This is the basic level architecture that we have presented but a lot of work has to be done in order to design the architecture of Knowledgebase and learning process of this knowledgebase.


1. Ann Chervenak,Ian Foster(The Data Grid towards architecture for distributed management and analyses of large scientific datasets)

2. M. Baldonado, C. Chang, L. Gravano, and A. Paepcke. The Stanford digital library metadata architecture. Intl J. Digital Libraries, 1(2):108{121, 1997.

3. Chaitanya Baru, Reagan Moore, Arcot Rajasekar, and Michael Wan. The SDSC storage resource broker. In Proceedings of CASCON'98 Conference. 1998.


5. Tim Bray, Jean Paoli, and C. M. Sperberg-McQueen. The extensible markup language (xml) 1.0. W3C recomendation, World Wide Web Consortium, February 1998. ee

6. S. Cousins, H. Garcia-Molina, S. Hassan, S. Ketchpel, M. Roscheisen, and T. Winograd. Towards interoperability in digital libraries. IEEE Computer, 29(5), 1996.

7. Renato Ferreira, Tahsin Kurc, Michael Beynon, Chialin Chang, Alan Sussman, and Joel Saltz.



10. S. Burbeck, “The Tao of e-Business Services,” IBM Corporation (2000); see

11. G. Agrawal. High-level Interfaces for Data Mining: From O_ine Algorithms on Clusters to Streams on Grids. In Workshop on Data Mining and Exploration Middleware for Distributed and Grid Computing, Minneapolis, MN, September 2003.

12. Imran Sarwar Bajwa, "Middleware Design for Computing Cluster to Process Satellite Data”, International Conference on Computers & Emerging Technologies (ICCET 2011), Pakistan, pp:112-116, 2011

13. Kamal Ali and Wijnand Van Stam. TiVo: Making Show Recommendations Using a Distributed Collaborative Filtering Architecture. In Proceedings of The Tenth ACM SIGKDD Conference (KDD’04), Seattle, WA, August 2004.

14. N. Amado, J. Gama, and F. Silva. Exploiting Parallelism in Decision Tree Induction. In Parallel and Distributed computing for Machine Learning. In conjunction with the 14th European Conference on Machine Learning (ECML’03) and 7th European Conference on Principles and Practice of Knowledge Discovery in Databases (PKDD’03), Cavtat-Dubrovnik, Croatia, September 2003.

15. V. S. Ananthanarayana, D. K. Subramanian, and M. N. Murty. Scalable, Distributed and Dynamic Mining of Association Rules. In Proceedings of HIPC’00, pages 559–566, Bangalore, India, 2000.

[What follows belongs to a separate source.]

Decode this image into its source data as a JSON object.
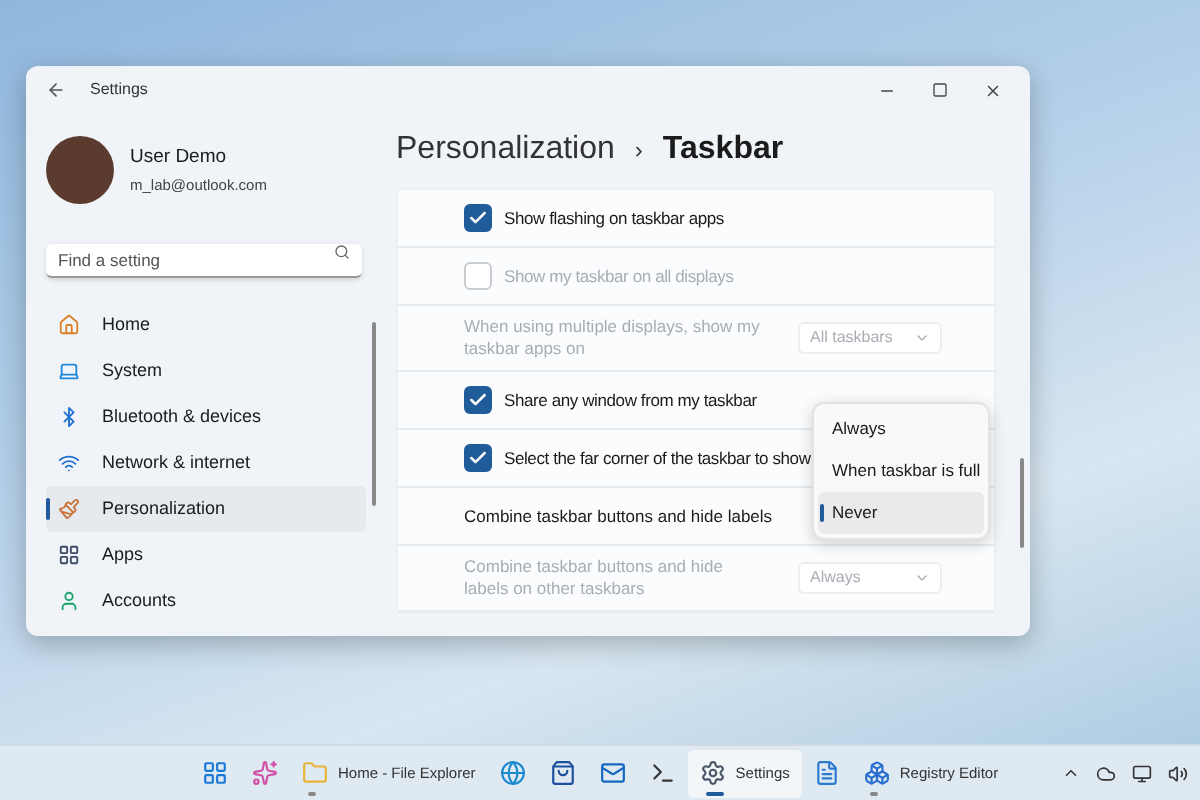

16. H. Andrade, T. Kurc, J. Saltz, and A. Sussman. Decision Tree Construction for Data Mining on Clusters of Shared Memory Multiprocessors. In HPDM: High Performance, Pervasive, and Data Stream Mining 6th International Workshop on High Performance Data Mining: Pervasive and Data Stream Mining (HPDM:PDS’03). In conjunction with Third International SIAM Conference on Data Mining, San Francisco, CA, May 2003.


Laboratory, Department of Computer Science, University of Pittsburgh, Pittsburgh, PA, 1996.

20. M. Z. Ashrafi, D. Taniar, and K. A. Smith. A Data Mining Architecture for Distributed Environments. IICS 2002, pages 27–38, 2002.


Figure 1. Workflow of the designed system

Figure 1.

Workflow of the designed system p.4